• [ASSIGNMENT]: Write out each line of the records that has "Usage" in it.

(Page and application data records)

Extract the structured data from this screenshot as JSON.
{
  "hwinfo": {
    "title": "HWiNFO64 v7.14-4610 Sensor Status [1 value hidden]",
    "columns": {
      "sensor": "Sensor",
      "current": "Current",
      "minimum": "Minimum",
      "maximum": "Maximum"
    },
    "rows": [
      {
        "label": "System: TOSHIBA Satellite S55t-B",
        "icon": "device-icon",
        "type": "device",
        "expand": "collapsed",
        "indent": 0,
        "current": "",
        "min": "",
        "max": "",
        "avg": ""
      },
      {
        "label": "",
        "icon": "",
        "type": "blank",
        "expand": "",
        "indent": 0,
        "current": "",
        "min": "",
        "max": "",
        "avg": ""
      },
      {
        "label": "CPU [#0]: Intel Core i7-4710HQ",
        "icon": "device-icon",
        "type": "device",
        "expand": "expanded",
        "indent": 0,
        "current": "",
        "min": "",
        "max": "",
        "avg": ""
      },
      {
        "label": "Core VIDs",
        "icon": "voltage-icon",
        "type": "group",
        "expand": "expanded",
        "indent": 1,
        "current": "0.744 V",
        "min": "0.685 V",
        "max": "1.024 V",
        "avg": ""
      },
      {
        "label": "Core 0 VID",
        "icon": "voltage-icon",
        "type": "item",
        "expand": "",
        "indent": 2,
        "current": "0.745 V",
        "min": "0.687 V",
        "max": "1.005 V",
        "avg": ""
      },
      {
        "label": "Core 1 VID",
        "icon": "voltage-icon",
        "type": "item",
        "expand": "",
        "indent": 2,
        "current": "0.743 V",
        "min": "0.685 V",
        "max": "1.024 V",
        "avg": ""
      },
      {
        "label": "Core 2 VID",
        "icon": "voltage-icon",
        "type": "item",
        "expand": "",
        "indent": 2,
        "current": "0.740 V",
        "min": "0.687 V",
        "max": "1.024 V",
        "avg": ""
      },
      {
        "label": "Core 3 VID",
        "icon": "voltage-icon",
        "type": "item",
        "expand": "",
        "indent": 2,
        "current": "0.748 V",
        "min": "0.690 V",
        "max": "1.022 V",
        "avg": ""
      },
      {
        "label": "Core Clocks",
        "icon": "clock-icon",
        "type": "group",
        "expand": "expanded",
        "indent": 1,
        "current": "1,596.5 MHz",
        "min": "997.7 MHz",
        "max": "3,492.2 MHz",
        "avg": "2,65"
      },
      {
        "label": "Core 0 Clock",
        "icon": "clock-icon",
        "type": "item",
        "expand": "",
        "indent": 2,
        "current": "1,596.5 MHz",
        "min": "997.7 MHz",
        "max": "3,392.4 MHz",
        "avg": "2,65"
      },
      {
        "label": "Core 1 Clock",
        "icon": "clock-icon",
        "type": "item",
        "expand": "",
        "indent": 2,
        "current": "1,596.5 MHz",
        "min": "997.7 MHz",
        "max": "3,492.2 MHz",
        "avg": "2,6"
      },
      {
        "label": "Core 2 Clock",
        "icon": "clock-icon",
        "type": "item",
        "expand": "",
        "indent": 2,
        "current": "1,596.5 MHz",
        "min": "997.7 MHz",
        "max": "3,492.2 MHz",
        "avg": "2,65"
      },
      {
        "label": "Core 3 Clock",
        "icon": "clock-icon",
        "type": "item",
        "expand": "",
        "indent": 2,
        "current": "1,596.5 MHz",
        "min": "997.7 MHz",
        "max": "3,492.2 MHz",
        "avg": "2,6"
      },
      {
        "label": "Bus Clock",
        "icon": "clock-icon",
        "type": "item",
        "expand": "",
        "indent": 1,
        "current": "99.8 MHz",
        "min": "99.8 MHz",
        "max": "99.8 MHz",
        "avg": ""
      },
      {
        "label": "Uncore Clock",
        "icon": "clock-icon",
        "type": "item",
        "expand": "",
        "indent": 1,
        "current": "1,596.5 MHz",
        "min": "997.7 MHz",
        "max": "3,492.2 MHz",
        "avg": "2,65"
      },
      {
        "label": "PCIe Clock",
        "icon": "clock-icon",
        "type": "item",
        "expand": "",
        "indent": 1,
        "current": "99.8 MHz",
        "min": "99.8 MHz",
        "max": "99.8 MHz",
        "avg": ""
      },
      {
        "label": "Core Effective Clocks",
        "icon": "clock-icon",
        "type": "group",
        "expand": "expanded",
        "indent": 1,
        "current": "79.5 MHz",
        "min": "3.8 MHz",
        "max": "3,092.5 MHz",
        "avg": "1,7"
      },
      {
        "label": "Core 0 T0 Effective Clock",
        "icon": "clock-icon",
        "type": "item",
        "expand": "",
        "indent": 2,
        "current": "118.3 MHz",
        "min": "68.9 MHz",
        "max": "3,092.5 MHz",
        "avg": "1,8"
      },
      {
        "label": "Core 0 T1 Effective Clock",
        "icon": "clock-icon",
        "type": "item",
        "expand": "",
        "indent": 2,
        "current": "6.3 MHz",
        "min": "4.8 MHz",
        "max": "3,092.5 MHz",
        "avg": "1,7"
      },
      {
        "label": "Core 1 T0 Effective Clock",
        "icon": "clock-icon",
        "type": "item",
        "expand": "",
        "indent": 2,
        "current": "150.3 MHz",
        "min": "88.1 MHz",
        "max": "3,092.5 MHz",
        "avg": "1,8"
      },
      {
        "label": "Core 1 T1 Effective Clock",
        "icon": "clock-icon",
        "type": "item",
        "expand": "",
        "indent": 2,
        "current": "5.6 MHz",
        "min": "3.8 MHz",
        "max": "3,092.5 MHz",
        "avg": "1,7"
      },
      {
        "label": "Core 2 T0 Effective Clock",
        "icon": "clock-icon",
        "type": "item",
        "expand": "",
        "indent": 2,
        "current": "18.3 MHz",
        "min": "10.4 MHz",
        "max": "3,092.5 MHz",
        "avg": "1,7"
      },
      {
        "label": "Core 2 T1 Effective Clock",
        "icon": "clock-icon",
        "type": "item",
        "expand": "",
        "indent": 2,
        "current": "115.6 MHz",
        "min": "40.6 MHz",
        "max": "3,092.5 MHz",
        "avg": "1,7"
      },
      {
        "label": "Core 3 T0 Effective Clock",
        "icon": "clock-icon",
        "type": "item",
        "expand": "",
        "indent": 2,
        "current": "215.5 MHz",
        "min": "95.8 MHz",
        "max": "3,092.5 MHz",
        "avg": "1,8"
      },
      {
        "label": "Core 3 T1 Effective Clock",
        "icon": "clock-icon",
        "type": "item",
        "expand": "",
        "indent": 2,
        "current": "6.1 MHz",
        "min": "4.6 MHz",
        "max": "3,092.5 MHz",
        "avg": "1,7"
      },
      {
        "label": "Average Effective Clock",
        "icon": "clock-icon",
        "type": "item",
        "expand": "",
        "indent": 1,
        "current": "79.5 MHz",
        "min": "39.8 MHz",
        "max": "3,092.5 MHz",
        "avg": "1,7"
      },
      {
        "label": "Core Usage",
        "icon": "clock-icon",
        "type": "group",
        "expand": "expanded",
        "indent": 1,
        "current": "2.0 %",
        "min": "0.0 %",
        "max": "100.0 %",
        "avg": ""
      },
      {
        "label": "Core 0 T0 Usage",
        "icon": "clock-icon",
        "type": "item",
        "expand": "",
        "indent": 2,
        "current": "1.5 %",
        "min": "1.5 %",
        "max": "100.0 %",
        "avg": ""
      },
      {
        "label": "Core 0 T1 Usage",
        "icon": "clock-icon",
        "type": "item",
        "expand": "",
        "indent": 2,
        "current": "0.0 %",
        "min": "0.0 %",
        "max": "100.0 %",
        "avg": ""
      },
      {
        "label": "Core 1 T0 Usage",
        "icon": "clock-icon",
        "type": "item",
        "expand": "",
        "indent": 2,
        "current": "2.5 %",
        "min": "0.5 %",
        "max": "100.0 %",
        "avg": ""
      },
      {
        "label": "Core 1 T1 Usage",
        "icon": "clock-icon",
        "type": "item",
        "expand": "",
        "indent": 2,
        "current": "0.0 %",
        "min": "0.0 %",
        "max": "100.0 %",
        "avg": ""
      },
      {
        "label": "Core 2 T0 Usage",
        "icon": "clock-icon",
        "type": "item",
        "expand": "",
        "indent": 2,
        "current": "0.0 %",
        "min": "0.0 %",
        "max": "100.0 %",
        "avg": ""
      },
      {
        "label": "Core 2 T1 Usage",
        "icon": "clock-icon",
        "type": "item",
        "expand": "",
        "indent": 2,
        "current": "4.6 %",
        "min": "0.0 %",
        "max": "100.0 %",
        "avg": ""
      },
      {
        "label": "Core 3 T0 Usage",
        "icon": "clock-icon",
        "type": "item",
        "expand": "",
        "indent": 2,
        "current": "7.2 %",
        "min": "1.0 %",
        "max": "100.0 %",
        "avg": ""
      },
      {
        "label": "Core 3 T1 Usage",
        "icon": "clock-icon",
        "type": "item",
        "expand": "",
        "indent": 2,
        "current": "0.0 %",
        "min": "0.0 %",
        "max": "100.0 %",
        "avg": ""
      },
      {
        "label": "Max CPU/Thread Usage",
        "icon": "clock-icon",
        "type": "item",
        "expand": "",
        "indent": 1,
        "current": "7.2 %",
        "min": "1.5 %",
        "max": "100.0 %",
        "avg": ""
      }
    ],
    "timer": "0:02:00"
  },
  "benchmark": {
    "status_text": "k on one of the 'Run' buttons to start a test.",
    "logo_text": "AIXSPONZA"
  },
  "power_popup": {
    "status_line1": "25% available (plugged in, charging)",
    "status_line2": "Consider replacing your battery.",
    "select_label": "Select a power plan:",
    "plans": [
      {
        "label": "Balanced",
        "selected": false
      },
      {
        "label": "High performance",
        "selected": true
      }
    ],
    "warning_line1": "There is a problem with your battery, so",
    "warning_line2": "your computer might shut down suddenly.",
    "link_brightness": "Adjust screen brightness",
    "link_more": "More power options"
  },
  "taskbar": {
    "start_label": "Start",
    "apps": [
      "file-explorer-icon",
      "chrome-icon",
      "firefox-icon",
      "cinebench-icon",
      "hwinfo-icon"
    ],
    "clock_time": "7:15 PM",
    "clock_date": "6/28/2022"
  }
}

• [EXPECTED OUTPUT]:
        "label": "Core Usage",
        "label": "Core 0 T0 Usage",
        "label": "Core 0 T1 Usage",
        "label": "Core 1 T0 Usage",
        "label": "Core 1 T1 Usage",
        "label": "Core 2 T0 Usage",
        "label": "Core 2 T1 Usage",
        "label": "Core 3 T0 Usage",
        "label": "Core 3 T1 Usage",
        "label": "Max CPU/Thread Usage",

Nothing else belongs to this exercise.